    Mark Udall: The Democrat Senator with a fight on his hands ahead of the US midterm elections

    Mark Udall: The Democrat Senator with a fight on his hands

    The Senator for Colorado is for gay rights, for abortion rights – and in the Republicans’ sights as they threaten to take control of the Senate next month
    New discoveries show more contact between far-flung prehistoric humans than had been thought

    New discoveries show more contact between far-flung prehistoric humans than had been thought

    Evidence found of contact between Easter Islanders and South America
    Cerys Matthews reveals how her uncle taped 150 interviews for a biography of Dylan Thomas

    Cerys Matthews on Dylan Thomas

    The singer reveals how her uncle taped 150 interviews for a biography of the famous Welsh poet
    DIY is not fun and we've finally realised this as a nation

    Homebase closures: 'DIY is not fun'

    Homebase has announced the closure of one in four of its stores. Nick Harding, who never did know his awl from his elbow, is glad to see the back of DIY
    The Battle of the Five Armies: Air New Zealand releases new Hobbit-inspired in-flight video

    Air New Zealand's wizard in-flight video

    The airline has released a new Hobbit-inspired clip dubbed "The most epic safety video ever made"
    Pumpkin spice is the flavour of the month - but can you stomach the sweetness?

    Pumpkin spice is the flavour of the month

    The combination of cinnamon, clove, nutmeg (and no actual pumpkin), now flavours everything from lattes to cream cheese in the US
    11 best sonic skincare brushes

    11 best sonic skincare brushes

    Forget the flannel - take skincare to the next level by using your favourite cleanser with a sonic facial brush
    Paul Scholes column: I'm not worried about Manchester United's defence - Chelsea test can be the making of Phil Jones and Marcos Rojo

    Paul Scholes column

    I'm not worried about Manchester United's defence - Chelsea test can be the making of Jones and Rojo
    Frank Warren: Boxing has its problems but in all my time I've never seen a crooked fight

    Frank Warren: Boxing has its problems but in all my time I've never seen a crooked fight

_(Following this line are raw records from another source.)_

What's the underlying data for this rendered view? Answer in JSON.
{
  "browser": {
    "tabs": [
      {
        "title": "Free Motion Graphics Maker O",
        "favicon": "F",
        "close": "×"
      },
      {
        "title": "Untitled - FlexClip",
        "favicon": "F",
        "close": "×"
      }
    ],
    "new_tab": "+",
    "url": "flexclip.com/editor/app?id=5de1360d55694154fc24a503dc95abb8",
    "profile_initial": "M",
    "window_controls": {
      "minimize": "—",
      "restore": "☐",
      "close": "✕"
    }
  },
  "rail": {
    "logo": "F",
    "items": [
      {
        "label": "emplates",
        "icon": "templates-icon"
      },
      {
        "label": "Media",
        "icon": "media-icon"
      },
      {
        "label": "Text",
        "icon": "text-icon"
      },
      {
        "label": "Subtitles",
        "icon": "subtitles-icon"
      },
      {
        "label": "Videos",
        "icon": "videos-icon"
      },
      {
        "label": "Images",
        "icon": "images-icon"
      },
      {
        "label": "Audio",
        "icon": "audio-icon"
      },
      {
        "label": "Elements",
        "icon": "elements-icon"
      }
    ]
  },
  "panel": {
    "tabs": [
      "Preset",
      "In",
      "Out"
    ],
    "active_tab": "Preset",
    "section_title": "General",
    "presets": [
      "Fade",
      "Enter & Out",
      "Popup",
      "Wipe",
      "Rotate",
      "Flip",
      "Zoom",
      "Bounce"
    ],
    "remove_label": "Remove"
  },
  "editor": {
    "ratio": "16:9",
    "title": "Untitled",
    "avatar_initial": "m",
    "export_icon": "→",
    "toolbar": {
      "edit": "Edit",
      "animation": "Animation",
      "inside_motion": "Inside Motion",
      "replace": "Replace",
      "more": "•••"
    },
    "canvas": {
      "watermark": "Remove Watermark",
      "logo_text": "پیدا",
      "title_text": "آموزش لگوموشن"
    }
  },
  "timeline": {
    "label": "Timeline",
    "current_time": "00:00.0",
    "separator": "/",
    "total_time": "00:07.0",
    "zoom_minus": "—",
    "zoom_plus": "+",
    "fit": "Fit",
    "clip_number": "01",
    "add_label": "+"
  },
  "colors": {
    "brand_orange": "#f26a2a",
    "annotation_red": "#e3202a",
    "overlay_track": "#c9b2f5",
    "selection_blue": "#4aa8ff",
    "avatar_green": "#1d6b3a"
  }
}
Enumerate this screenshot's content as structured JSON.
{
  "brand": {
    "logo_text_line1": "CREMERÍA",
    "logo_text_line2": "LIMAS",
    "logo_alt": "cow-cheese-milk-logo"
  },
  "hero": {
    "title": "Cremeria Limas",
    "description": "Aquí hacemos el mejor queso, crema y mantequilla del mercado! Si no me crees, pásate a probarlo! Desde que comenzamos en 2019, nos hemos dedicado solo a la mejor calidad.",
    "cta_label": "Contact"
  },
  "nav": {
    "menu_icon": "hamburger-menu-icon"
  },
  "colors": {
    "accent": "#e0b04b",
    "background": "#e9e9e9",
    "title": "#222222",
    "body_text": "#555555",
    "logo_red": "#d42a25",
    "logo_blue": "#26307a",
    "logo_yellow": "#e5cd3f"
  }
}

    While other sports are stalked by corruption, we are an easy target for the critics
    Jamie Roberts exclusive interview: 'I'm a man of my word – I'll stay in Paris'

    Jamie Roberts: 'I'm a man of my word – I'll stay in Paris'

    Wales centre says he’s not coming home but is looking to establish himself at Racing Métro
    How could three tourists have been battered within an inch of their lives by a burglar in a plush London hotel?

    A crime that reveals London's dark heart

    How could three tourists have been battered within an inch of their lives by a burglar in a plush London hotel?
    Meet 'Porridge' and 'Vampire': Chinese state TV is offering advice for citizens picking a Western moniker

    Lost in translation: Western monikers

    Chinese state TV is offering advice for citizens picking a Western moniker. Simon Usborne, who met a 'Porridge' and a 'Vampire' while in China, can see the problem
    Handy hacks that make life easier: New book reveals how to rid your inbox of spam, protect your passwords and amplify your iPhone

    Handy hacks that make life easier

    New book reveals how to rid your email inbox of spam, protect your passwords and amplify your iPhone with a loo-roll
    KidZania lets children try their hands at being a firefighter, doctor or factory worker for the day

    KidZania: It's a small world

    The new 'educational entertainment experience' in London's Shepherd's Bush will allow children to try out the jobs that are usually undertaken by adults, including firefighter, doctor or factory worker